- _Exercise goal_
Find the word "Memory" in the data below and copy each line that holds it.

§ §

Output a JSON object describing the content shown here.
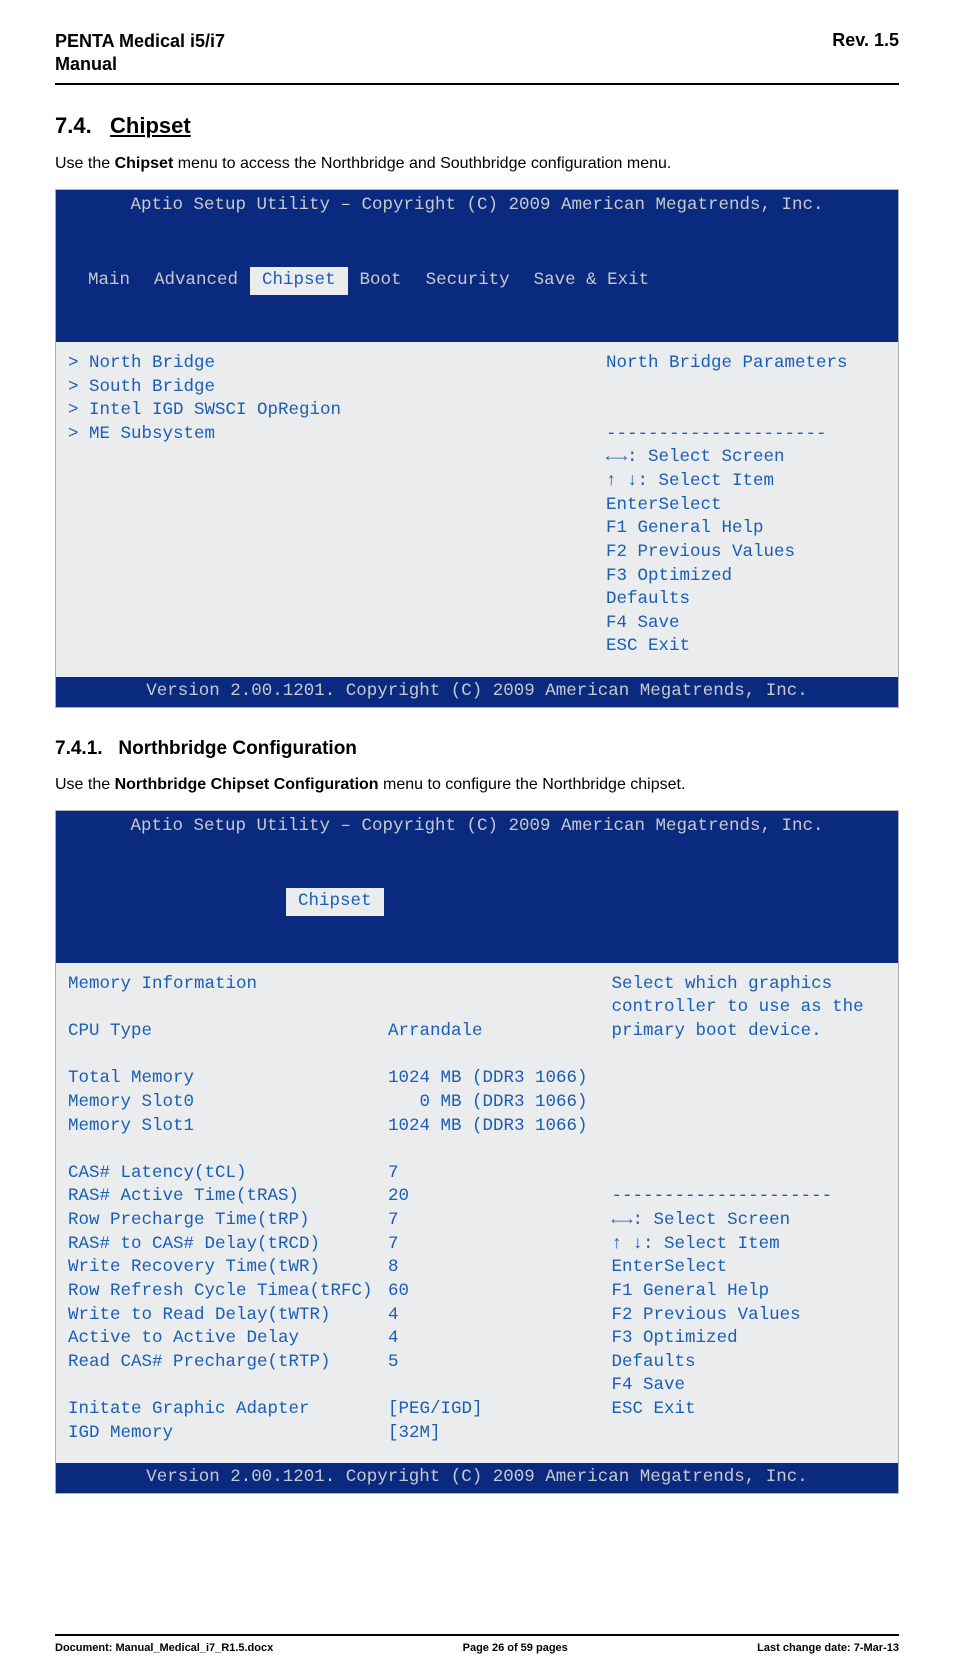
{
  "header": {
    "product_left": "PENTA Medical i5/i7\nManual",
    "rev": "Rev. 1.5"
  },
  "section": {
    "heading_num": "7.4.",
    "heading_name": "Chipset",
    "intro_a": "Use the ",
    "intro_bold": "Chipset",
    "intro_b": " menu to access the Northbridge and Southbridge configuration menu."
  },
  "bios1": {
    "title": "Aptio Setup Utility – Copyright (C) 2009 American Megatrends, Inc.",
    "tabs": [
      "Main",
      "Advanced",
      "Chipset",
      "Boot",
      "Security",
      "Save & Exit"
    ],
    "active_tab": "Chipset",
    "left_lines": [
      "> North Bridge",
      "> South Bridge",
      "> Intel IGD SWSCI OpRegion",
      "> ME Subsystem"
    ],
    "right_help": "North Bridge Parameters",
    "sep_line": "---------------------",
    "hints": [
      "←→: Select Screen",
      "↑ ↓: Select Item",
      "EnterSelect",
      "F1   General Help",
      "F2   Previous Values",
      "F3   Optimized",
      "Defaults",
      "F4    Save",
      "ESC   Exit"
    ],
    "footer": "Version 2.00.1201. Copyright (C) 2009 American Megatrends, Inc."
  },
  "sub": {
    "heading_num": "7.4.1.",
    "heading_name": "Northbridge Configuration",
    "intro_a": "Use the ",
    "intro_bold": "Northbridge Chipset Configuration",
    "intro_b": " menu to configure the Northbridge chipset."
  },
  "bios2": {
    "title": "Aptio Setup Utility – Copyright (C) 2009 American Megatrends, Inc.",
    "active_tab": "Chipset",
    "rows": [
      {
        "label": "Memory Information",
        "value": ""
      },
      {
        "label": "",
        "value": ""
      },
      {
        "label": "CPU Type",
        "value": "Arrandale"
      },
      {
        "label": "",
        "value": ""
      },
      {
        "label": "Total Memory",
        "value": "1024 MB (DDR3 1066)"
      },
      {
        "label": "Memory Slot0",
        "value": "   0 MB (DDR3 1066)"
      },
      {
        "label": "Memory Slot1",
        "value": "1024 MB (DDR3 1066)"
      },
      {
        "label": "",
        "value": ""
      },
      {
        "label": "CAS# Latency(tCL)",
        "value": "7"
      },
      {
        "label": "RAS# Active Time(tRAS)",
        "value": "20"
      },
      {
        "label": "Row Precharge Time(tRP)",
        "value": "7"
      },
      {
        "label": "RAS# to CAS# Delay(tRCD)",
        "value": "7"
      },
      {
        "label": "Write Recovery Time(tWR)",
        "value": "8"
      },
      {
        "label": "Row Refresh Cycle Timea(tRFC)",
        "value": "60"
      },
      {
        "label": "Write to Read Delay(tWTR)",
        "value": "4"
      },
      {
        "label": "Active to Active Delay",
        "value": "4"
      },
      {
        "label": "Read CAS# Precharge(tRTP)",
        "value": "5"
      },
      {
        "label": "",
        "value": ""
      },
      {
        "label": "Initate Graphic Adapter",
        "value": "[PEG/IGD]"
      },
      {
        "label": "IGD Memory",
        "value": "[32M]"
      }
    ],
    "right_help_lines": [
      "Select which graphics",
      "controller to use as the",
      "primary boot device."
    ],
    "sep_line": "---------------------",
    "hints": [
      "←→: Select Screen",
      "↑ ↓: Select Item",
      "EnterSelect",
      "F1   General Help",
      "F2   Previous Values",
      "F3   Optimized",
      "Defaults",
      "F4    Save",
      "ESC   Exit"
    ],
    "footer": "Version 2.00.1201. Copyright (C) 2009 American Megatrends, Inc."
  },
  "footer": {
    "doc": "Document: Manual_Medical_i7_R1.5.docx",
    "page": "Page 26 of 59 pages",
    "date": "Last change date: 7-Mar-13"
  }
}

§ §

- _Answer to the exercise_
        "label": "Memory Information",
        "label": "Total Memory",
        "label": "Memory Slot0",
        "label": "Memory Slot1",
        "label": "IGD Memory",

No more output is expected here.